ACTIVITY: Among the lines of the records, please find those that contain the word "emoji" and copy them.

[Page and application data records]

----

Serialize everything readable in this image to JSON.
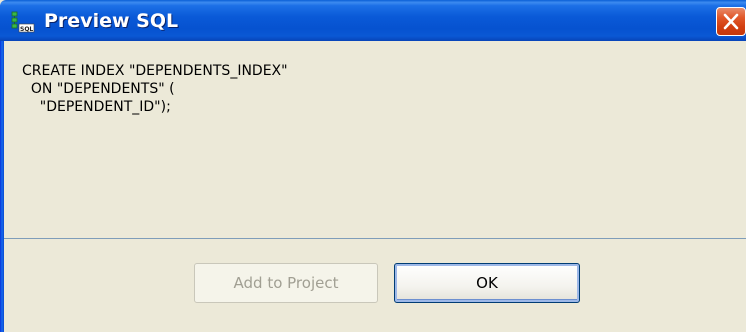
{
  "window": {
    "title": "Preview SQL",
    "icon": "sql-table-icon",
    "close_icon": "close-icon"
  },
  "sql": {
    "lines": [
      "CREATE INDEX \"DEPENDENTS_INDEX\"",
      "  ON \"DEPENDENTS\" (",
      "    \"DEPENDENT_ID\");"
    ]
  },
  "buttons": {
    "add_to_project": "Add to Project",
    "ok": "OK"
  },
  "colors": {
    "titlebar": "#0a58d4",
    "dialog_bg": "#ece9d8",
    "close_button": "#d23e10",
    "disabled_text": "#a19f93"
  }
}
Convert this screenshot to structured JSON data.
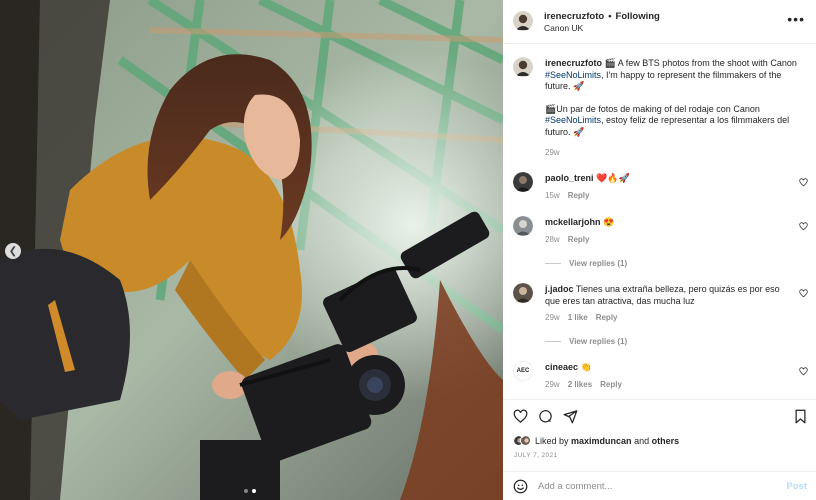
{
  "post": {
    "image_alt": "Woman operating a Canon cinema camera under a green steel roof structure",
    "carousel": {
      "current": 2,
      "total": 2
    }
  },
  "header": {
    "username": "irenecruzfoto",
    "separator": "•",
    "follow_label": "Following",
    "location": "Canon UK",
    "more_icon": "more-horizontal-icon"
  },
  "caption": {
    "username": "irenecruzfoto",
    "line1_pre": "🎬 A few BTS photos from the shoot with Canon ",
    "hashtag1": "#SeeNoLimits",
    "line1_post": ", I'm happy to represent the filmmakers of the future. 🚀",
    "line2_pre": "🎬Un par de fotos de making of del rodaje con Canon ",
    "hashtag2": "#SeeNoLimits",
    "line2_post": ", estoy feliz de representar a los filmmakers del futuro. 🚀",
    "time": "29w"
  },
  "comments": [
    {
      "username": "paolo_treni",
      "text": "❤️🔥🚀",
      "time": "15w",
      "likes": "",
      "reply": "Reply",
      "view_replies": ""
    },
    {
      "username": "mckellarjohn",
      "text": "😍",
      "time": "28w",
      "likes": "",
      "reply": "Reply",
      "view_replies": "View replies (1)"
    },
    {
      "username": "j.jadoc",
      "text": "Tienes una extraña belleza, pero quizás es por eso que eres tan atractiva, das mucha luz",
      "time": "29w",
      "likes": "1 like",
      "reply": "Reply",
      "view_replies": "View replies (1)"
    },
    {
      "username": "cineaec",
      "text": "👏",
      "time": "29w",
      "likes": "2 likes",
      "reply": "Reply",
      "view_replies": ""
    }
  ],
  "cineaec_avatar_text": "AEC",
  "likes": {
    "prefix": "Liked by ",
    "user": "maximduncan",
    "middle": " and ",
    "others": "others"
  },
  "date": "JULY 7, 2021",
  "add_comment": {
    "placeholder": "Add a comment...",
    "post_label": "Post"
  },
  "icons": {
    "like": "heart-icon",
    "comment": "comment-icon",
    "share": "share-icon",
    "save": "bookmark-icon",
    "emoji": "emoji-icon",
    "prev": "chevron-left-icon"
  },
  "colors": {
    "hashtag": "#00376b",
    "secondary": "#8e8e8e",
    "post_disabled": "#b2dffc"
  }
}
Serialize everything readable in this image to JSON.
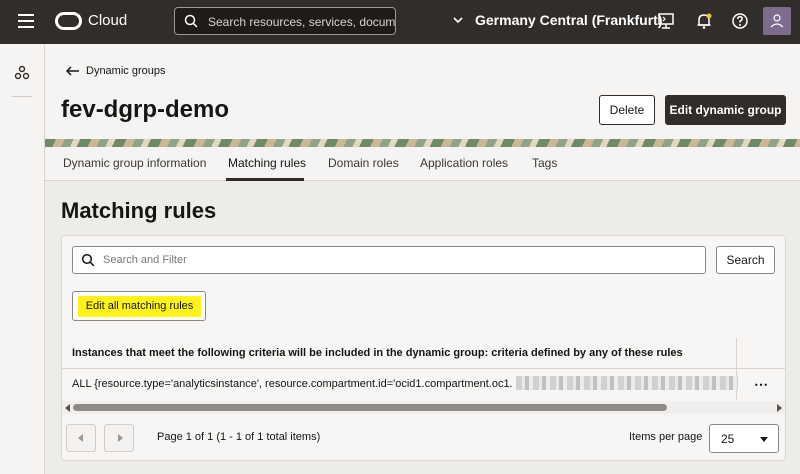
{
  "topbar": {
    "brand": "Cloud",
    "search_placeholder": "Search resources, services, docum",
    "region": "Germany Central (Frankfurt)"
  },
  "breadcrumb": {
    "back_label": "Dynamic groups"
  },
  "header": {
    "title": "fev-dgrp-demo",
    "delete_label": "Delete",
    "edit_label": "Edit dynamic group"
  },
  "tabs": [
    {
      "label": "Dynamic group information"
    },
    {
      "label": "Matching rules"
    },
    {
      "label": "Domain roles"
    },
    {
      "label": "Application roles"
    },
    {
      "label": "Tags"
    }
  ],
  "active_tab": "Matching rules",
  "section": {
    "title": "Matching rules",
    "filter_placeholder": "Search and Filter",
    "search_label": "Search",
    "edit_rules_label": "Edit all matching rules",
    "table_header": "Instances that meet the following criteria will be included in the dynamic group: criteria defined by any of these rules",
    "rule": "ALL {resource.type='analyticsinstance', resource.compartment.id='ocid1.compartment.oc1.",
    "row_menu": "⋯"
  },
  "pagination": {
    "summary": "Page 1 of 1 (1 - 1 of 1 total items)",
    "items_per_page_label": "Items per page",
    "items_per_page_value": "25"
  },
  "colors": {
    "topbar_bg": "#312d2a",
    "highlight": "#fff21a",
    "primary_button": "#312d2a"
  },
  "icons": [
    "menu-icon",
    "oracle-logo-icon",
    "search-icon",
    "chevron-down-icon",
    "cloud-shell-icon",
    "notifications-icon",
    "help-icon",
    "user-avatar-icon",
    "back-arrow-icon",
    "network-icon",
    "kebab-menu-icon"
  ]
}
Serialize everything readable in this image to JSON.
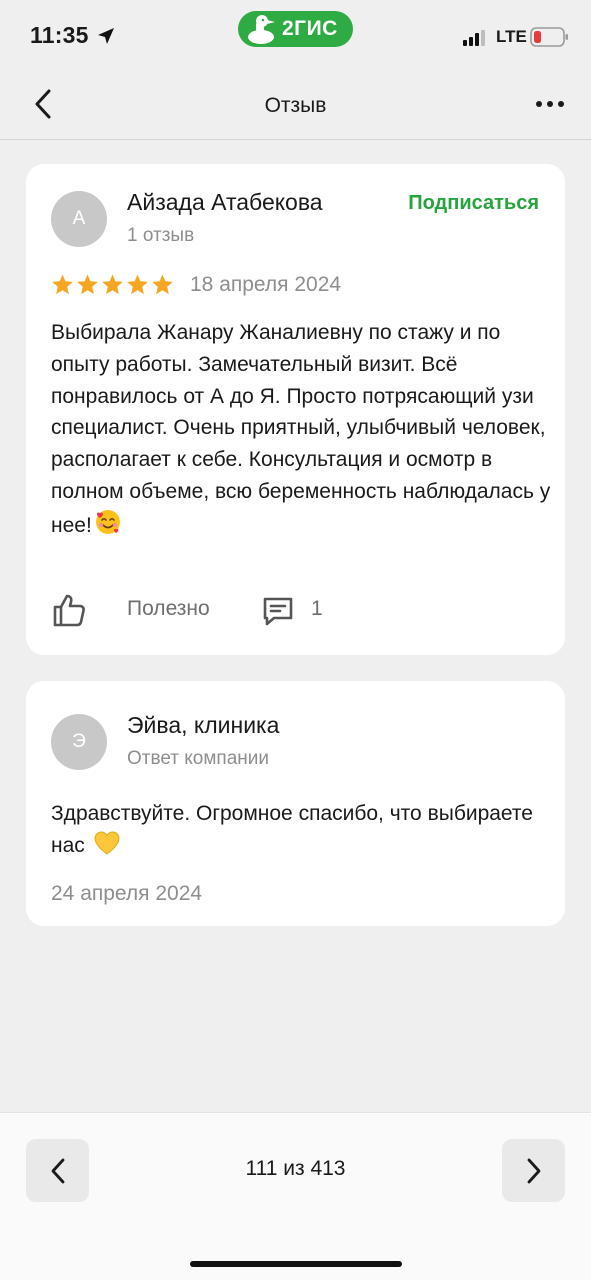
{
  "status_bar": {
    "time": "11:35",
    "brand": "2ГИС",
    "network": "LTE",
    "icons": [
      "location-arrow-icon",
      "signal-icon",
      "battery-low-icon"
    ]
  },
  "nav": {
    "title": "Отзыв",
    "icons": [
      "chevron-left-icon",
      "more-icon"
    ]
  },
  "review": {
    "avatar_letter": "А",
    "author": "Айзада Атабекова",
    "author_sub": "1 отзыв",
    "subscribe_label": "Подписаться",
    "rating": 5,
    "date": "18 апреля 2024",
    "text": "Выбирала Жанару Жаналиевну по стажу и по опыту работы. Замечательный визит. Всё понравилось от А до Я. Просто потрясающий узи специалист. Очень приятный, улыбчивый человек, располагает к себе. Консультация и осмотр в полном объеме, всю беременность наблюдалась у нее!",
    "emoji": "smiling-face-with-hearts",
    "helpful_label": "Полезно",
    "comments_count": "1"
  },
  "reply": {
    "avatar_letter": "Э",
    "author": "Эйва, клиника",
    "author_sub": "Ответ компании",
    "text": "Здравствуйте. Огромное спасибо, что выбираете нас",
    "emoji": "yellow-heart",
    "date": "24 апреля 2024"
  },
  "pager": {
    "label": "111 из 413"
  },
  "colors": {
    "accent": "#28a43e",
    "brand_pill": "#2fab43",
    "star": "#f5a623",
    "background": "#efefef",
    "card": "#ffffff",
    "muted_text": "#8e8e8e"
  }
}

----

TASK SOLUTION:
    "emoji": "emoji-icon",
    "emoji": "smiling-face-with-hearts",
    "emoji": "yellow-heart",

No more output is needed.